[Entries from a dataset of interfaces]
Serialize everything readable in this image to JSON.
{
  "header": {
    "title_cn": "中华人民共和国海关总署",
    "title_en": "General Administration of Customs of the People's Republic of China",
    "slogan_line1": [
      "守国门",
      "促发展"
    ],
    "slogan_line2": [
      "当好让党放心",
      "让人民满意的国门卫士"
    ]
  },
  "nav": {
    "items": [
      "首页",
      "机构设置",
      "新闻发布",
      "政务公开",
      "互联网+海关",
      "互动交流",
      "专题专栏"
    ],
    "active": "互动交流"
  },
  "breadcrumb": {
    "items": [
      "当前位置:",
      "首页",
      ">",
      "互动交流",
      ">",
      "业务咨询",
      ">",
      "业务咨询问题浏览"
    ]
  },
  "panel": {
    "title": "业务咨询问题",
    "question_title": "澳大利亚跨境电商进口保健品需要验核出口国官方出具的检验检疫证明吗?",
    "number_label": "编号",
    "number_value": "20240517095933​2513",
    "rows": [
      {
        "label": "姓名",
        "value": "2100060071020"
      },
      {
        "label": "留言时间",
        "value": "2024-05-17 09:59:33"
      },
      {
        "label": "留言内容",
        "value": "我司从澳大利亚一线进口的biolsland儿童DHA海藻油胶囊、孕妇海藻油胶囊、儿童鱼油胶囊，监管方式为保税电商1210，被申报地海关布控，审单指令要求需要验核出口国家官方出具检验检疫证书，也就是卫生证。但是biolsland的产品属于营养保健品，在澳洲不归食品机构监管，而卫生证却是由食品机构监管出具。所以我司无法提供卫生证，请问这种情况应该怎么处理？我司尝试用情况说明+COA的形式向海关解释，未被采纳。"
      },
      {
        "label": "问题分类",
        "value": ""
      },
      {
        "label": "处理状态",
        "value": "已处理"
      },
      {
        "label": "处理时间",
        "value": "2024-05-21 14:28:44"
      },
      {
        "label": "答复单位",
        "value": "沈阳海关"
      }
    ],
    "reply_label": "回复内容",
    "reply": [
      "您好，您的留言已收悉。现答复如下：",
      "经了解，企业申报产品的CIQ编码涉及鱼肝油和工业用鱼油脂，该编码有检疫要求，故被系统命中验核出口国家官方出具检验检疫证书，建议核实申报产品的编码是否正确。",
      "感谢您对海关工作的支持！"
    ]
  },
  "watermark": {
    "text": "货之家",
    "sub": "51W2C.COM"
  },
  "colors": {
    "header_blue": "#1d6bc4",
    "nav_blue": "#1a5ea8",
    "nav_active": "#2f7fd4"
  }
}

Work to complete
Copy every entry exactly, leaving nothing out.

Answer box
Serialize everything readable in this image to JSON.
{
  "header": {
    "title_cn": "中华人民共和国海关总署",
    "title_en": "General Administration of Customs of the People's Republic of China",
    "slogan_line1": [
      "守国门",
      "促发展"
    ],
    "slogan_line2": [
      "当好让党放心",
      "让人民满意的国门卫士"
    ]
  },
  "nav": {
    "items": [
      "首页",
      "机构设置",
      "新闻发布",
      "政务公开",
      "互联网+海关",
      "互动交流",
      "专题专栏"
    ],
    "active": "互动交流"
  },
  "breadcrumb": {
    "items": [
      "当前位置:",
      "首页",
      ">",
      "互动交流",
      ">",
      "业务咨询",
      ">",
      "业务咨询问题浏览"
    ]
  },
  "panel": {
    "title": "业务咨询问题",
    "question_title": "澳大利亚跨境电商进口保健品需要验核出口国官方出具的检验检疫证明吗?",
    "number_label": "编号",
    "number_value": "20240517095933​2513",
    "rows": [
      {
        "label": "姓名",
        "value": "2100060071020"
      },
      {
        "label": "留言时间",
        "value": "2024-05-17 09:59:33"
      },
      {
        "label": "留言内容",
        "value": "我司从澳大利亚一线进口的biolsland儿童DHA海藻油胶囊、孕妇海藻油胶囊、儿童鱼油胶囊，监管方式为保税电商1210，被申报地海关布控，审单指令要求需要验核出口国家官方出具检验检疫证书，也就是卫生证。但是biolsland的产品属于营养保健品，在澳洲不归食品机构监管，而卫生证却是由食品机构监管出具。所以我司无法提供卫生证，请问这种情况应该怎么处理？我司尝试用情况说明+COA的形式向海关解释，未被采纳。"
      },
      {
        "label": "问题分类",
        "value": ""
      },
      {
        "label": "处理状态",
        "value": "已处理"
      },
      {
        "label": "处理时间",
        "value": "2024-05-21 14:28:44"
      },
      {
        "label": "答复单位",
        "value": "沈阳海关"
      }
    ],
    "reply_label": "回复内容",
    "reply": [
      "您好，您的留言已收悉。现答复如下：",
      "经了解，企业申报产品的CIQ编码涉及鱼肝油和工业用鱼油脂，该编码有检疫要求，故被系统命中验核出口国家官方出具检验检疫证书，建议核实申报产品的编码是否正确。",
      "感谢您对海关工作的支持！"
    ]
  },
  "watermark": {
    "text": "货之家",
    "sub": "51W2C.COM"
  },
  "colors": {
    "header_blue": "#1d6bc4",
    "nav_blue": "#1a5ea8",
    "nav_active": "#2f7fd4"
  }
}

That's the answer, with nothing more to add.